### Required work:
The required result is a line count: how many lines in this data hold the word "Java". Give only that.

### Data for this task:
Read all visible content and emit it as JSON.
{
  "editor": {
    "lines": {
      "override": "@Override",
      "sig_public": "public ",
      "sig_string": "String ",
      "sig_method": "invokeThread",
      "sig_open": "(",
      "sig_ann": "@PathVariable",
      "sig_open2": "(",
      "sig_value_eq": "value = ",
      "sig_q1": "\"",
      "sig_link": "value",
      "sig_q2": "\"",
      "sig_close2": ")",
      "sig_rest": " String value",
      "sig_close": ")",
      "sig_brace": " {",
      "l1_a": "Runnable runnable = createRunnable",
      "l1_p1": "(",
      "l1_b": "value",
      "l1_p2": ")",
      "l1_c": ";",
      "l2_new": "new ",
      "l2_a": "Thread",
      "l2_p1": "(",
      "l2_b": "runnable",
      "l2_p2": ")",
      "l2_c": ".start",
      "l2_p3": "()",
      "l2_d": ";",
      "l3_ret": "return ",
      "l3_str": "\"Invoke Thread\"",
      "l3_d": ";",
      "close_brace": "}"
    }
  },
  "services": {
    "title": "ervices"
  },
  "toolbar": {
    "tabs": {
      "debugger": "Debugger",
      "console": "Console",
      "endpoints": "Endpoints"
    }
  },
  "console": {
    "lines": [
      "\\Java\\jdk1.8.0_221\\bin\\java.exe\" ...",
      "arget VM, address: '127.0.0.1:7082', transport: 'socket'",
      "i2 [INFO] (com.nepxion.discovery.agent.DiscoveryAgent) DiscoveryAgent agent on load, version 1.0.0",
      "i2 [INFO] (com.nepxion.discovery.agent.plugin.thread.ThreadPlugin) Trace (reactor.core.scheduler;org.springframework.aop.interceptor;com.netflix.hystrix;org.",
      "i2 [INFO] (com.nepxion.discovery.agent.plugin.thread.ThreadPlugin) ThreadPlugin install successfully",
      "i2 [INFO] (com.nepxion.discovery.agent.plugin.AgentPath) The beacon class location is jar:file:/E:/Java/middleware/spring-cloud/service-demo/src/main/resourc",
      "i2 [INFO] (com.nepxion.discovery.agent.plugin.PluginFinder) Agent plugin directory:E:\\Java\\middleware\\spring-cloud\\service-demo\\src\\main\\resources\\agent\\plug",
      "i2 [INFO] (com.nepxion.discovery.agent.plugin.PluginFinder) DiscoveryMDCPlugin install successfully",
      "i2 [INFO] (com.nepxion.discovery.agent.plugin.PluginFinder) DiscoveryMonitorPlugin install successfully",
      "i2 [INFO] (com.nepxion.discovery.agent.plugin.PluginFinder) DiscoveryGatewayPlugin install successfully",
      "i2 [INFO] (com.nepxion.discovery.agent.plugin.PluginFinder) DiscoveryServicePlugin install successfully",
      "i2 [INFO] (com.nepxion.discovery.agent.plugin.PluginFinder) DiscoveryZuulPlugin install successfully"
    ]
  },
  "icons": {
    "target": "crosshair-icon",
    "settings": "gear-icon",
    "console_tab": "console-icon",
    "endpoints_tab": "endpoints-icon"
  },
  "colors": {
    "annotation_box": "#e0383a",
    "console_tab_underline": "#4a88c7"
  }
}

### Task solution:
3